PwC has always subjected itself to the accounting profession’s high standards in handling IPO issues, said Sun.
“PwC has always been very prudent,” she said.
Investor jitters over Chinese companies were due partly to foreign investors’ unfamiliarity with the operations of Chinese companies, said Edmond Chan, another PwC partner based in Hong Kong.
“China has experienced fast growth over the past few years. Some companies probably were not ready in certain aspects when they went listing. These are problems that we will have to deal with as the market develops,” Chan told the same news conference.
Chinese companies can look to other markets, such as Hong Kong, which are more familiar with Chinese companies, for listings, he added.
On a separate issue, Frank Lyn, China Markets Leader of PwC, said that due to complex regulatory and currency issues, China is unlikely to launch the long-awaited international board this year.
“The possibility of a launch this year is not big. We need to be patient,” said Lyn.
A major concern for foreign companies hoping to list on the mainland is whether the proceeds from an international board listing can be used for their businesses outside mainland China.
Shang Fulin, chairman of the China Securities Regulatory Commission, told a financial forum in Shanghai last month that the international board, which will allow multinationals such as HSBC and Coca-Cola Co to sell shares to mainland investors, was “getting closer and closer to us.”
But the recent volatile market conditions, which had led to a record number of IPOs being pulled in Asia, had prompted talk that the government had put the plan to launch the international board on the back burner.

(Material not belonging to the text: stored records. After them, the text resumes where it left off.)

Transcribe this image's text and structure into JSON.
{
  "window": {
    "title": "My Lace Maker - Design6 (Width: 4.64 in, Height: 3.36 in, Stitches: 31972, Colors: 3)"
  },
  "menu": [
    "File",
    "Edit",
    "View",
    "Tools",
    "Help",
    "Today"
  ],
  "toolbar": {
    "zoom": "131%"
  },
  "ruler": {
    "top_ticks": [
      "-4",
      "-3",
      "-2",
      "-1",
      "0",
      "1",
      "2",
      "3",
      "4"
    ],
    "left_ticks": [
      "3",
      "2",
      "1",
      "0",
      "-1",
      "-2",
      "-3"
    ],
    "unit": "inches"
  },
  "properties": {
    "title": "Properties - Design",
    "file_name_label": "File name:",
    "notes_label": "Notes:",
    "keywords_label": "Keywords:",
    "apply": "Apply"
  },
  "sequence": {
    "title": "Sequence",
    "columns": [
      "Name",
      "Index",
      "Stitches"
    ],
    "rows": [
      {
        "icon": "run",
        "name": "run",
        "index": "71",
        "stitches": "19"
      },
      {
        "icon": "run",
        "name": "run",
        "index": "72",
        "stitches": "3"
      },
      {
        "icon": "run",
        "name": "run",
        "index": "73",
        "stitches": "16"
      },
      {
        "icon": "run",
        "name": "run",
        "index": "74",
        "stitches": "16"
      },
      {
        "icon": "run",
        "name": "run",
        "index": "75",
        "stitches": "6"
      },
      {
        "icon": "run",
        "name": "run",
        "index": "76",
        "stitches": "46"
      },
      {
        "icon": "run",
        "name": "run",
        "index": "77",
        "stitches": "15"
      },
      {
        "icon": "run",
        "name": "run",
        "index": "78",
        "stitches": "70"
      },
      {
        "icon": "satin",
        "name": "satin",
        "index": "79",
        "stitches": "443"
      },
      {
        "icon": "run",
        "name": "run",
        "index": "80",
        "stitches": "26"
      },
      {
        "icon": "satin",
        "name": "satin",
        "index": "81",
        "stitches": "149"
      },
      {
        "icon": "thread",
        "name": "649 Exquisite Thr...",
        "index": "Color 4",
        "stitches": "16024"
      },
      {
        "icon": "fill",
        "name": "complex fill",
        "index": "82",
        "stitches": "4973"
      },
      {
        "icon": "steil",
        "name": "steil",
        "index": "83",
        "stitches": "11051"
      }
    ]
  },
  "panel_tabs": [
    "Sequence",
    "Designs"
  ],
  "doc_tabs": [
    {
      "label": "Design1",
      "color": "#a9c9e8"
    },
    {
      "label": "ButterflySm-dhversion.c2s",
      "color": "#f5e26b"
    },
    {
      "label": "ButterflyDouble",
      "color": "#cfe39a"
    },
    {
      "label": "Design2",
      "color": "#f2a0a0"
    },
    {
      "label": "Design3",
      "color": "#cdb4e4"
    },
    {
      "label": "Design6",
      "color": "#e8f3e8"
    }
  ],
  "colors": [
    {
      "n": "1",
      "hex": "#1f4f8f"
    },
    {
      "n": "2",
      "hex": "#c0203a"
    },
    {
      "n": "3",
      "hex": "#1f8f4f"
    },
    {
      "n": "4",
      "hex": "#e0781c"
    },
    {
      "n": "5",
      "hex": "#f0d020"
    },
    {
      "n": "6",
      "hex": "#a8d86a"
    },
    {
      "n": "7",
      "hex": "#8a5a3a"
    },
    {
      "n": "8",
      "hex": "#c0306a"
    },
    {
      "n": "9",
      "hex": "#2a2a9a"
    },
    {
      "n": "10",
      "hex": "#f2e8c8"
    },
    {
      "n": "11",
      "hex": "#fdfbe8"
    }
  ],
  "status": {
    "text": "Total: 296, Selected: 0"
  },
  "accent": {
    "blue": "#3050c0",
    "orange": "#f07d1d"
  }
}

China’s IPO market slowed by a fifth in the first half of 2011 amid a lack of mega deals that hit the market the year before, with fundraisings dominated by small businesses.
Reporting by Soo Ai Peng; Editing by Jacqueline Wong